While I agree with the article and your points, the HomePod will sell for $349, not $500. To get the equivalent, one would need to buy an Amazon Echo Dot ($49), and spend $300 on speakers. So what can one get for $300? Audio Engine A2+ ($249), a B2 wireless speaker($225). Dayton Audio B652 ($80) + a decent little amp. OrbAudio has the stylish Booster Basic for $299, and for $200 more, you can add a small sub. Lots of options for half-way decent low end sound. It will be interesting to compare an Echo Dot and decent speakers to the Home Pod.

Oh, Apple sis try to sell some decent speaker. The Apple Hi-Fi Home Stereo for iPod. I was actually pretty good for what it was, but over priced.

I happen to have speakers, a small amp, and an echo dot in the kitchen. Wife was hesitant at first, but now she really likes it.

As for all the bluster above about sound engineers and how they care about the sound. Well, have you heard modern music? I'm pretty sure all the SE does is turn all the levels to max, and hit the record button.

prerich45's picture

You can get clearance RBH R5Bi in Red Burl or Black Ash for $158 a pair! There's plenty out there.

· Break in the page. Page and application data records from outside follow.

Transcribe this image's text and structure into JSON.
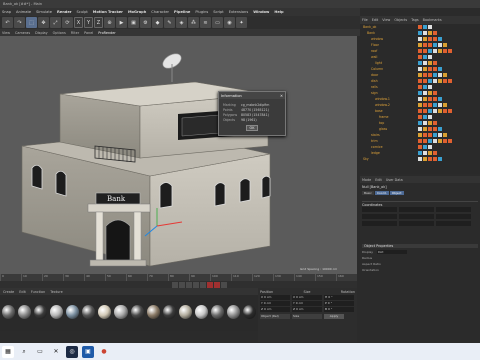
{
  "window": {
    "title": "Bank_ok [##*] - Main"
  },
  "menu": [
    "Snap",
    "Animate",
    "Simulate",
    "Render",
    "Sculpt",
    "Motion Tracker",
    "MoGraph",
    "Character",
    "Pipeline",
    "Plugins",
    "Script",
    "Extensions",
    "Window",
    "Help"
  ],
  "view_menu": [
    "View",
    "Cameras",
    "Display",
    "Options",
    "Filter",
    "Panel",
    "ProRender"
  ],
  "toolbar": {
    "x": "X",
    "y": "Y",
    "z": "Z"
  },
  "object_manager": {
    "tabs": [
      "File",
      "Edit",
      "View",
      "Objects",
      "Tags",
      "Bookmarks"
    ],
    "items": [
      "Bank_ok",
      "Bank",
      "window",
      "Floor",
      "roof",
      "wall",
      "light",
      "Column",
      "door",
      "dish",
      "rails",
      "sign",
      "window.1",
      "window.2",
      "base",
      "frame",
      "top",
      "glass",
      "stairs",
      "trim",
      "cornice",
      "ledge",
      "Sky"
    ]
  },
  "attributes": {
    "tabs": [
      "Mode",
      "Edit",
      "User Data"
    ],
    "title": "Null [Bank_ok]",
    "subtabs": [
      "Basic",
      "Coord.",
      "Object"
    ],
    "coord_label": "Coordinates",
    "obj_section": "Object Properties",
    "display_label": "Display",
    "display_value": "Dot",
    "radius_label": "Radius",
    "aspect_label": "Aspect Ratio",
    "orientation_label": "Orientation"
  },
  "viewport": {
    "sign_text": "Bank",
    "grid_spacing": "Grid Spacing : 10000 cm"
  },
  "dialog": {
    "title": "Information",
    "rows": [
      {
        "k": "Marking",
        "v": "cg_mxbnk2dipfim"
      },
      {
        "k": "Points",
        "v": "48770 (1565121)"
      },
      {
        "k": "Polygons",
        "v": "80583 (1547841)"
      },
      {
        "k": "Objects",
        "v": "98 (1961)"
      }
    ],
    "ok": "OK"
  },
  "timeline": {
    "ticks": [
      "0",
      "10",
      "20",
      "30",
      "40",
      "50",
      "60",
      "70",
      "80",
      "90",
      "100",
      "110",
      "120",
      "130",
      "140",
      "150",
      "160"
    ]
  },
  "material_menu": [
    "Create",
    "Edit",
    "Function",
    "Texture"
  ],
  "materials": [
    "#6c6c6c",
    "#8a8a8a",
    "#3a3a3a",
    "#b7b7b7",
    "#7b8fa0",
    "#555555",
    "#d2c9b6",
    "#a9a9a9",
    "#494949",
    "#8a7a66",
    "#3c3c3c",
    "#b3ad9e",
    "#c8c8c8",
    "#6a6a6a",
    "#909090",
    "#2c2c2c"
  ],
  "coordinates": {
    "headers": [
      "Position",
      "Size",
      "Rotation"
    ],
    "rows": [
      [
        "X  0 cm",
        "X  0 cm",
        "H  0 °"
      ],
      [
        "Y  0 cm",
        "Y  0 cm",
        "P  0 °"
      ],
      [
        "Z  0 cm",
        "Z  0 cm",
        "B  0 °"
      ]
    ],
    "mode": "Object (Rel)",
    "size_mode": "Size",
    "apply": "Apply"
  },
  "colors": {
    "accent": "#4d6a95",
    "object_name": "#e0a43a",
    "viewport": "#5b5b5b"
  }
}
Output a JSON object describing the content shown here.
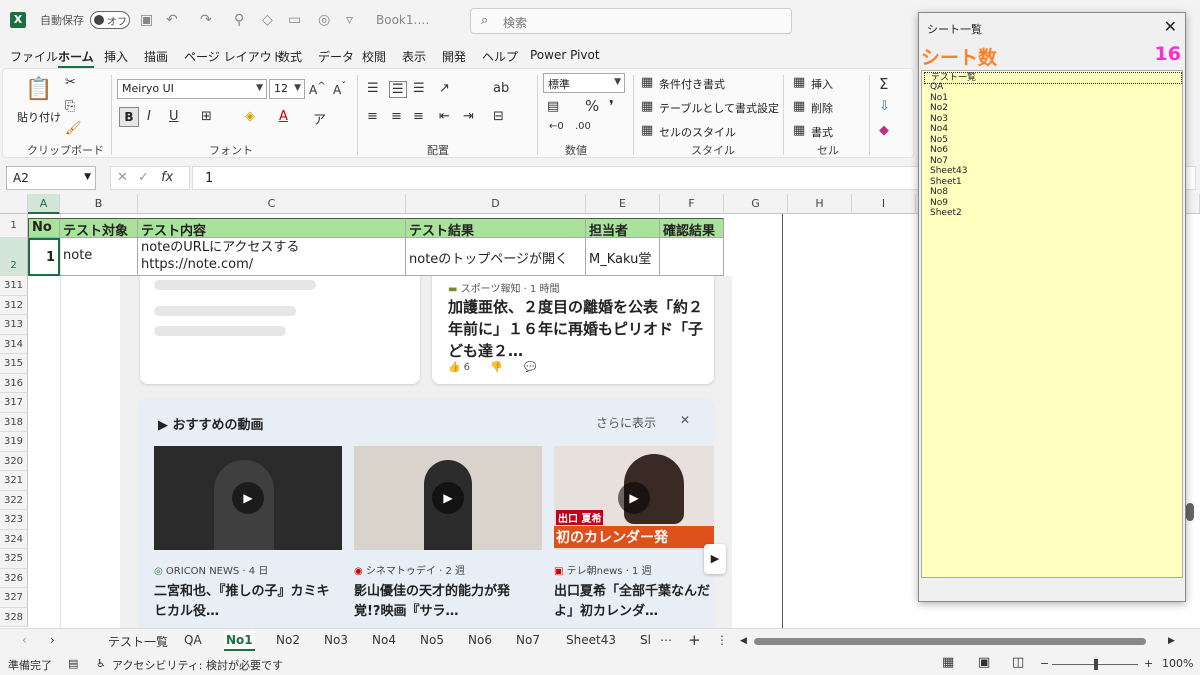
{
  "title_bar": {
    "autosave_label": "自動保存",
    "autosave_state": "オフ",
    "book_name": "Book1.…",
    "search_placeholder": "検索"
  },
  "menu": [
    "ファイル",
    "ホーム",
    "挿入",
    "描画",
    "ページ レイアウト",
    "数式",
    "データ",
    "校閲",
    "表示",
    "開発",
    "ヘルプ",
    "Power Pivot"
  ],
  "ribbon": {
    "paste_label": "貼り付け",
    "clipboard_label": "クリップボード",
    "font_name": "Meiryo UI",
    "font_size": "12",
    "font_group_label": "フォント",
    "bold": "B",
    "italic": "I",
    "underline": "U",
    "alignment_label": "配置",
    "number_format": "標準",
    "number_label": "数値",
    "percent": "%",
    "cond_format": "条件付き書式",
    "table_format": "テーブルとして書式設定",
    "cell_style": "セルのスタイル",
    "style_label": "スタイル",
    "insert": "挿入",
    "delete": "削除",
    "format": "書式",
    "cells_label": "セル"
  },
  "formula_bar": {
    "name_box": "A2",
    "fx": "fx",
    "value": "1"
  },
  "columns": [
    "A",
    "B",
    "C",
    "D",
    "E",
    "F",
    "G",
    "H",
    "I"
  ],
  "header_row": [
    "No",
    "テスト対象",
    "テスト内容",
    "テスト結果",
    "担当者",
    "確認結果"
  ],
  "data_row": {
    "no": "1",
    "target": "note",
    "content_line1": "noteのURLにアクセスする",
    "content_line2": "https://note.com/",
    "result": "noteのトップページが開く",
    "owner": "M_Kaku堂",
    "check": ""
  },
  "row_numbers": [
    "1",
    "2",
    "311",
    "312",
    "313",
    "314",
    "315",
    "316",
    "317",
    "318",
    "319",
    "320",
    "321",
    "322",
    "323",
    "324",
    "325",
    "326",
    "327",
    "328"
  ],
  "news_card": {
    "source": "スポーツ報知 · 1 時間",
    "title": "加護亜依、２度目の離婚を公表「約２年前に」１６年に再婚もピリオド「子ども達２…",
    "likes": "6"
  },
  "videos": {
    "heading": "おすすめの動画",
    "more": "さらに表示",
    "items": [
      {
        "source": "ORICON NEWS · 4 日",
        "title": "二宮和也、『推しの子』カミキヒカル役…"
      },
      {
        "source": "シネマトゥデイ · 2 週",
        "title": "影山優佳の天才的能力が発覚!?映画『サラ…"
      },
      {
        "source": "テレ朝news · 1 週",
        "title": "出口夏希「全部千葉なんだよ」初カレンダ…"
      }
    ],
    "thumb3_caption_top": "出口 夏希",
    "thumb3_caption_bottom": "初のカレンダー発"
  },
  "sheet_tabs": [
    "テスト一覧",
    "QA",
    "No1",
    "No2",
    "No3",
    "No4",
    "No5",
    "No6",
    "No7",
    "Sheet43",
    "Sl"
  ],
  "active_tab": "No1",
  "status": {
    "ready": "準備完了",
    "accessibility": "アクセシビリティ: 検討が必要です",
    "zoom": "100%"
  },
  "dialog": {
    "title": "シート一覧",
    "label": "シート数",
    "count": "16",
    "items": [
      "テスト一覧",
      "QA",
      "No1",
      "No2",
      "No3",
      "No4",
      "No5",
      "No6",
      "No7",
      "Sheet43",
      "Sheet1",
      "No8",
      "No9",
      "Sheet2"
    ]
  },
  "colors": {
    "excel_green": "#1d6f42",
    "header_fill": "#a9e29b",
    "dialog_list_bg": "#ffffc0",
    "dialog_label": "#ff7f27",
    "dialog_count": "#ff2bd6"
  }
}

Michaela's picture

Gee, Leslie. Why don't you tell us how you really feel?!

CW's picture

Ahhhh, to try and discredit something you never heard. This seems more like Apple Bashing. Nice to see a "professional" reviewing publication only be only so critical on audio products when its not under actual review. Not to say that you are a professional reviewer considering you don't really review but merely report on products. On Sound and Sound and Vision you have reviewed less than 5 products in the last year so lets stop with silly comments like "I hope I get a chance to review the HomePod". Clearly you most likely will not be.

Warrior24_7's picture

"Look, I may be completely off base, and I hope I get a chance to review a HomePod. I will gladly eat some humble apple pie if its performance proves me wrong."

So you didn't listen to it before writing this drivel? Say it ain't so... Don't bother actually "listening" to the speaker then writing a review. We've already read it.

prerich45's picture

Excellent - the last thing we need is for Apple to redefine hi-fi!!!!

prerich45's picture

Just looked at the video for it and looked at how it rips a track apart. This is not an audiophile device....however I never heard Apple say that it was. What they are saying as that they want to redefine music at home the way the iPod redefined music in our pocket. Low-Fi, mass quantity, convenience product...I will pass.

Warrior24_7's picture

They can't be taken seriously anymore. Did all of the legitimate reviewers quit?

Goyoishere's picture

I see your point in this commentary. I would just like to add a little perspective. Apple isn't the company responsible for the advent of compact speakers and their popularity. I'm not sure, but one could probably blame Bose (among others) for that. Apple is just "keeping up with the Jones'" in this respect. I would also say that Apple, as a company, has always been about quality, simplicity, and convenience. So introducing a speaker like this is no surprise. They are also known for raising the bar on most all things they do in relation to electronic equipment. Unfortunately, for most people, mp3's are enough. In my mind compact speakers like this one are for puttering around the house with some music to listen to. In any case when we are looking at this speaker, as with any compact speaker, our comparisons should only be to it's long-existing peers, and not to a full 2.1 system, regardless of cost.